by Mitch Kokai
Senior Political Analyst, John Locke Foundation
James Capretta explains in a National Review Online column why Republican presidential candidates’ health care policies need to extend beyond opposition to the Affordable Care Act.
No one is expecting miracles here. What’s underway is a political campaign, not an academic conference at a Washington think tank. The candidates are not expected to know everything about health-care policy, or even to write lengthy and detailed plans for reform. In fact, there’s a good reason to avoid getting too specific: Specificity creates convenient political targets for adversaries to exploit.

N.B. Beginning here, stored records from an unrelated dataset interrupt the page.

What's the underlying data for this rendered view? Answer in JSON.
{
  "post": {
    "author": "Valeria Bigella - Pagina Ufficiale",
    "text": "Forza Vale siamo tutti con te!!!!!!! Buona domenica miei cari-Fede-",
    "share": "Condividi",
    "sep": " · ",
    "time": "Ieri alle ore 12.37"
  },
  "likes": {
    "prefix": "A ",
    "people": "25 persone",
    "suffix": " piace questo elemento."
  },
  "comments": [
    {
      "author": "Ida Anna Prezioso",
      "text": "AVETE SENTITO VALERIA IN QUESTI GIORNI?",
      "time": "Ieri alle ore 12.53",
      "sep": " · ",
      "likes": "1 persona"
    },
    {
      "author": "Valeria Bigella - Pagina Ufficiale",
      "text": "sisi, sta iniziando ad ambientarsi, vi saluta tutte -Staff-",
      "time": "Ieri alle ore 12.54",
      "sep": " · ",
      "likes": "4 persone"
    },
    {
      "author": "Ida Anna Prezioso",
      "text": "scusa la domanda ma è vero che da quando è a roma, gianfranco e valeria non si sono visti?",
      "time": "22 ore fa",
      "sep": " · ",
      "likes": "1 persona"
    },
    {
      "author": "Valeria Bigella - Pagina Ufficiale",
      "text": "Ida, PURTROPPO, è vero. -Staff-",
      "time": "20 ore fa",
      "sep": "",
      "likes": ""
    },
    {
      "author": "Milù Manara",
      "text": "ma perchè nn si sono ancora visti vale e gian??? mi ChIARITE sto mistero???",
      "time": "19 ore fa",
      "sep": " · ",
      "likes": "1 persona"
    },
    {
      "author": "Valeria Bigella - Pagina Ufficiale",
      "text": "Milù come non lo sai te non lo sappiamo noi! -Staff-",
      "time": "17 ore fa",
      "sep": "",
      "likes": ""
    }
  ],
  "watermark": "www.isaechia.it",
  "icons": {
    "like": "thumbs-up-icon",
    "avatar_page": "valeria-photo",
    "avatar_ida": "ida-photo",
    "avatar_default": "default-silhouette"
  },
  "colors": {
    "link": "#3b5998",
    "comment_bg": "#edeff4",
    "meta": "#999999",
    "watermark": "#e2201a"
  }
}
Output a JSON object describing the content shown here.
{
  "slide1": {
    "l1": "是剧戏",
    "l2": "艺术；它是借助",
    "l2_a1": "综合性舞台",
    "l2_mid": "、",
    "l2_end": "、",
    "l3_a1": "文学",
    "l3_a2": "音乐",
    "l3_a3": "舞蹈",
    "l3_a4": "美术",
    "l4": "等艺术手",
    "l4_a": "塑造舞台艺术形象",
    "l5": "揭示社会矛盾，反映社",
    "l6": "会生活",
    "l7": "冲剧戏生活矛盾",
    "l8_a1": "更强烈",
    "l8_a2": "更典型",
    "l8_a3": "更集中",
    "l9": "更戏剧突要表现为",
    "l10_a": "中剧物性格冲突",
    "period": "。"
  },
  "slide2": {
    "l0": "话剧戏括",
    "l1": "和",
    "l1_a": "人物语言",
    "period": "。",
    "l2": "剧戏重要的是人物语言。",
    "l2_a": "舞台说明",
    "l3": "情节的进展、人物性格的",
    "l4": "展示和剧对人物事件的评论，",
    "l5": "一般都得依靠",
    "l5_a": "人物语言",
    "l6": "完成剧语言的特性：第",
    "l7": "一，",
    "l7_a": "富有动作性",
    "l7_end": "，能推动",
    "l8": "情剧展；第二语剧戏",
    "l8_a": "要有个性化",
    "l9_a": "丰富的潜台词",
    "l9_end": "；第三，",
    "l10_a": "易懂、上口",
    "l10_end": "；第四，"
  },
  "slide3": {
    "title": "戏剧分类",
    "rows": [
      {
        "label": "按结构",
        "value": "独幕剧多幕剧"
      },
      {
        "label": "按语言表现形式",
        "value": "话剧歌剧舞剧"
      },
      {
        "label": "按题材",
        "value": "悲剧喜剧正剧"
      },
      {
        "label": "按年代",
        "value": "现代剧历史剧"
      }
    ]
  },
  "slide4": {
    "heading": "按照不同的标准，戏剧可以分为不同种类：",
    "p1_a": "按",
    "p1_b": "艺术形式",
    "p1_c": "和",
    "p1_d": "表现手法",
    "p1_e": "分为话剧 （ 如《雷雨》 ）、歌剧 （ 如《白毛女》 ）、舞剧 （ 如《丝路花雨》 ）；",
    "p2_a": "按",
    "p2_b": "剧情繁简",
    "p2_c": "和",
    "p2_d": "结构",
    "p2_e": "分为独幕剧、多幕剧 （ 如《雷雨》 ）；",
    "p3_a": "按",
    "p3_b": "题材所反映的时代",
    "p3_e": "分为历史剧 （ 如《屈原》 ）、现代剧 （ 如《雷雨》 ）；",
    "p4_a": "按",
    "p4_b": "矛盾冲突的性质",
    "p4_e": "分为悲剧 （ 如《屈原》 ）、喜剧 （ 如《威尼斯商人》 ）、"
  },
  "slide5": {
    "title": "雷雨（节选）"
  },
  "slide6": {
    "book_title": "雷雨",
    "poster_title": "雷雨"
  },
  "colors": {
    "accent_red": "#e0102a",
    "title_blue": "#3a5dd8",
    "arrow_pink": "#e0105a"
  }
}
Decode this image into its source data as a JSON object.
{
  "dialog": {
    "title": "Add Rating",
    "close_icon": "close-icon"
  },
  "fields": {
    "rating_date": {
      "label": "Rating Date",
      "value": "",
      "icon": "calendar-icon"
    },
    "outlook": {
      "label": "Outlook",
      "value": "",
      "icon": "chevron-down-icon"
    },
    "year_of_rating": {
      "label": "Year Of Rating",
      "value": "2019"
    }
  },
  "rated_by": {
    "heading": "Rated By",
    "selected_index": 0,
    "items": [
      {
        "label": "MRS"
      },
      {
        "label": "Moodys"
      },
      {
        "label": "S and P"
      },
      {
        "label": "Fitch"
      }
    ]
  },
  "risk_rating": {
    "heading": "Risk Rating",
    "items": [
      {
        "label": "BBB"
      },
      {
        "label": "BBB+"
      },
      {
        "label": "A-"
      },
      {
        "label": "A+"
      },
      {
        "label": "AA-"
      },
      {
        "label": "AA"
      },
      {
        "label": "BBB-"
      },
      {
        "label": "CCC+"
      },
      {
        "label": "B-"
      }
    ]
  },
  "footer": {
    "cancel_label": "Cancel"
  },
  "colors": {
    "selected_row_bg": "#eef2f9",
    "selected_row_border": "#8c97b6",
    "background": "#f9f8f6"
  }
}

Still, the Republican candidates must understand that generalized denunciations of the evils of the ACA are not going to be enough in 2016. The ACA will be in its third year of full implementation of its major provisions as the presidential campaign shifts into high gear, and the media and most of corporate America will be parroting the argument of the Obama administration that the law is working as intended and therefore should not be rolled back. Further, there will be many millions of people receiving new subsidies for health insurance because of the ACA. That alone creates powerful momentum in favor of the status quo. In this environment, the burden will be on the Republican presidential candidate to make a compelling case for what is wrong about the law and why an alternative vision for reform would be better for the country.
That won’t be easy, but it’s not impossible. A majority of the electorate is still more than a little wary of Obamacare, and open to hearing convincing arguments for moving in a different direction.